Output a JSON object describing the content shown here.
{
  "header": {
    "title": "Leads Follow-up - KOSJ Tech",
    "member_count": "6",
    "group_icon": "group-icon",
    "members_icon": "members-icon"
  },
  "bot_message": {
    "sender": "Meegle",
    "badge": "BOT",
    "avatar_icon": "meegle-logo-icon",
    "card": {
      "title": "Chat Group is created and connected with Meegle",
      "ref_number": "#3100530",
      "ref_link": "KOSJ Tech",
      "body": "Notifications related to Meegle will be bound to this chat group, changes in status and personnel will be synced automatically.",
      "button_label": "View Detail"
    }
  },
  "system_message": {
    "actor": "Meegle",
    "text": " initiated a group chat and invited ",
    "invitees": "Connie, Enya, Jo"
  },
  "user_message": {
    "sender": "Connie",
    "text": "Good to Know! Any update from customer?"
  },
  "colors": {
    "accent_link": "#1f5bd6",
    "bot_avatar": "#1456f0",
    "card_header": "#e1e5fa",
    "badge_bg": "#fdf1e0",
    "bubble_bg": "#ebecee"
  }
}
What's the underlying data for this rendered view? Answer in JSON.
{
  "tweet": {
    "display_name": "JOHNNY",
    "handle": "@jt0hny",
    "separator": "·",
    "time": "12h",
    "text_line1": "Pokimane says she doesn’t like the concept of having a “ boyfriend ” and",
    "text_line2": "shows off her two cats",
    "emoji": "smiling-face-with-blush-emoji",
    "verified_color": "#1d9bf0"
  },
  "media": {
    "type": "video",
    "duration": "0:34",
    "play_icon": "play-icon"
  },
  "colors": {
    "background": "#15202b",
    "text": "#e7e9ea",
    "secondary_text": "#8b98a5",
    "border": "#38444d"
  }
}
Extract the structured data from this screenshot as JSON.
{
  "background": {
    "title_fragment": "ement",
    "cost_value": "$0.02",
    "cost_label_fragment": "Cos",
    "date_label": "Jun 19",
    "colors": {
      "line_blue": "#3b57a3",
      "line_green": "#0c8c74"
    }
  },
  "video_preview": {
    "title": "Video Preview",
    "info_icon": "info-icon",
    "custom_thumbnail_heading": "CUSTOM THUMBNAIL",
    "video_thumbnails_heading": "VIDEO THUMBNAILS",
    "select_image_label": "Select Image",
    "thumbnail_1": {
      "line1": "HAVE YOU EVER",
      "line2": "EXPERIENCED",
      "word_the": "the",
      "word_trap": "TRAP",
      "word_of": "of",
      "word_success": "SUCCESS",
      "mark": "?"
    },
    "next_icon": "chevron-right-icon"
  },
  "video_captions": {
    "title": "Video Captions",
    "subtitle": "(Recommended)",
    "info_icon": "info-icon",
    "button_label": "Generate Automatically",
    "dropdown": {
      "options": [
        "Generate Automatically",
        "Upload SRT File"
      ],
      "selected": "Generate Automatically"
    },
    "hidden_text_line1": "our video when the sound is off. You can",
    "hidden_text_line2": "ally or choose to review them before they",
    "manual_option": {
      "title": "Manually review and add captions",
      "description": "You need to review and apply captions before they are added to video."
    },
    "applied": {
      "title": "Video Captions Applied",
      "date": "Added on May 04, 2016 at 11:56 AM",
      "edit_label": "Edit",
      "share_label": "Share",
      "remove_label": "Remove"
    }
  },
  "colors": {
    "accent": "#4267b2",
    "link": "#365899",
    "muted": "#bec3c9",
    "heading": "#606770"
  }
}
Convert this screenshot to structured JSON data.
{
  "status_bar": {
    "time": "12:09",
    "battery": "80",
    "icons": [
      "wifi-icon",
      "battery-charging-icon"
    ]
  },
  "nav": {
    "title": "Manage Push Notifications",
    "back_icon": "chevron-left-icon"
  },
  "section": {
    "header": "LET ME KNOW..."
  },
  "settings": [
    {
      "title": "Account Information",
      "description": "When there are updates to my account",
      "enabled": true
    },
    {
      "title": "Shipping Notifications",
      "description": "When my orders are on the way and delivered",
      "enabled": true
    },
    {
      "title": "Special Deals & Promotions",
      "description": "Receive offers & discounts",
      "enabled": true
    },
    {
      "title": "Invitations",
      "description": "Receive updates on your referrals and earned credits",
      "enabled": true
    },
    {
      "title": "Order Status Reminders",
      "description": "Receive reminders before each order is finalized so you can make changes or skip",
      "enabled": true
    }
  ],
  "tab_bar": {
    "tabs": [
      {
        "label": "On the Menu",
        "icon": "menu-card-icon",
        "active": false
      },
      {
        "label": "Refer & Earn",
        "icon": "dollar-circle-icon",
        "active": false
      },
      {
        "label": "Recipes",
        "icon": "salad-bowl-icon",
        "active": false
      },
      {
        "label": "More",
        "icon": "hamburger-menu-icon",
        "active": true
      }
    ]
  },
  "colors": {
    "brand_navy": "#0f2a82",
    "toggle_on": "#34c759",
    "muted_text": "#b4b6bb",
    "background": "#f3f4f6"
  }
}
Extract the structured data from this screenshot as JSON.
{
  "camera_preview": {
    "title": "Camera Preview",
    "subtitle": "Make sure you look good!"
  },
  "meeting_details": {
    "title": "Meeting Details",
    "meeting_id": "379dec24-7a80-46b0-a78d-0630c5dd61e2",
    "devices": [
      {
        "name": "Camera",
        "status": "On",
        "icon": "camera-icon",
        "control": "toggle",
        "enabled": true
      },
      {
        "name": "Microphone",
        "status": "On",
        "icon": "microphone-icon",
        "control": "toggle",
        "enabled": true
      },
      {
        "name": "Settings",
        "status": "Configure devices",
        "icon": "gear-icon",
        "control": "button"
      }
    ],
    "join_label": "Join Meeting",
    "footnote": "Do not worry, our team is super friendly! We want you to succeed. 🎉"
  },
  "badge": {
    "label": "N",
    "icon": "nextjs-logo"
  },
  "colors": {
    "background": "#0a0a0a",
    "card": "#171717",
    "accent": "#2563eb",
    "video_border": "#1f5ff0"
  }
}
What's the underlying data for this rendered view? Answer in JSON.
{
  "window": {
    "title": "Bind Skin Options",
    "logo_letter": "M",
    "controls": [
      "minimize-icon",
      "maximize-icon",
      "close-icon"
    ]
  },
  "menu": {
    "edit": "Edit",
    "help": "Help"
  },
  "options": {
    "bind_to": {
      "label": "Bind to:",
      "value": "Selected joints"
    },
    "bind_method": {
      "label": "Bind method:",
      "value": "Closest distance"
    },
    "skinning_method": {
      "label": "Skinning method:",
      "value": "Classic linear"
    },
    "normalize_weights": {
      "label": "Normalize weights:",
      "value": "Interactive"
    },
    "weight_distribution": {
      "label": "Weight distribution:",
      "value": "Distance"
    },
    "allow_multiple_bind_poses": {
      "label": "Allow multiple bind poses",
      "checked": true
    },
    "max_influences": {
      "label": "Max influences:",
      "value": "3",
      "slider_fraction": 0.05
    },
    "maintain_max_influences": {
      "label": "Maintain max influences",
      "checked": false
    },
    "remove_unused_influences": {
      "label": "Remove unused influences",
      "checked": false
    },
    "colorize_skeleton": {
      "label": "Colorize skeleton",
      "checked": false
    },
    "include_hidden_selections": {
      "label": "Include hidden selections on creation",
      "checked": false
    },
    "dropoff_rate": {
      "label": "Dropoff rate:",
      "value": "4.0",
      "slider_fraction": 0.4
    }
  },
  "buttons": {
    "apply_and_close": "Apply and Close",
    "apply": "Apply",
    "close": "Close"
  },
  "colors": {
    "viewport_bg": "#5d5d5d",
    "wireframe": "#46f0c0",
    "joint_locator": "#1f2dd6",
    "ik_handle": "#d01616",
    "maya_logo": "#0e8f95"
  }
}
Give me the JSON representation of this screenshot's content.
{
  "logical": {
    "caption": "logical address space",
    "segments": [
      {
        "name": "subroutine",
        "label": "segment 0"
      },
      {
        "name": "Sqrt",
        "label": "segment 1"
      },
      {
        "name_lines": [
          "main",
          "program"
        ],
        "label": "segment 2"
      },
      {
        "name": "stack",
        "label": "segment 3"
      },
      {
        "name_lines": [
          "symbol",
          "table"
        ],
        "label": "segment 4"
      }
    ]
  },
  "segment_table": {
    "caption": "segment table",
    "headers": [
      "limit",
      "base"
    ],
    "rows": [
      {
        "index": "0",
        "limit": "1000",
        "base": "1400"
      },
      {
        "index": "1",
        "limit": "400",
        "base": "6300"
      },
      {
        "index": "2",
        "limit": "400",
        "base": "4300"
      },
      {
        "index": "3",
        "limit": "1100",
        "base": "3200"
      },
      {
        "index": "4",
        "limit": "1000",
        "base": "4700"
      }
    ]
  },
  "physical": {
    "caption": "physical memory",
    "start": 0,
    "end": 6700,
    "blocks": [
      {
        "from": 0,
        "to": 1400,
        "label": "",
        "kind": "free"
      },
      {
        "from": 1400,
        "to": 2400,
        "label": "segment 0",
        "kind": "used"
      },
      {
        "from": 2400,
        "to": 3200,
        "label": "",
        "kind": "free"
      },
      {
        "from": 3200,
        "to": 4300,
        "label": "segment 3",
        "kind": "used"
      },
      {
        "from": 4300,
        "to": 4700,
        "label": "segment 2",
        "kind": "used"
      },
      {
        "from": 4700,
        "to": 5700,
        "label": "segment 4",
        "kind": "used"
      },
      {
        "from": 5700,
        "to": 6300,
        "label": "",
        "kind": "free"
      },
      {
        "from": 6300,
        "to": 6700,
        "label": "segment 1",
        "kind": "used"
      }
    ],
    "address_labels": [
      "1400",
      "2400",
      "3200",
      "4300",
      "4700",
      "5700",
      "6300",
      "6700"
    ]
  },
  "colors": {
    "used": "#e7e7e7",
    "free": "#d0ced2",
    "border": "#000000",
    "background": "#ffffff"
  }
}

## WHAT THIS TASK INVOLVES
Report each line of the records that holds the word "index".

## TASK RESPONSE
        "index": "0",
        "index": "1",
        "index": "2",
        "index": "3",
        "index": "4",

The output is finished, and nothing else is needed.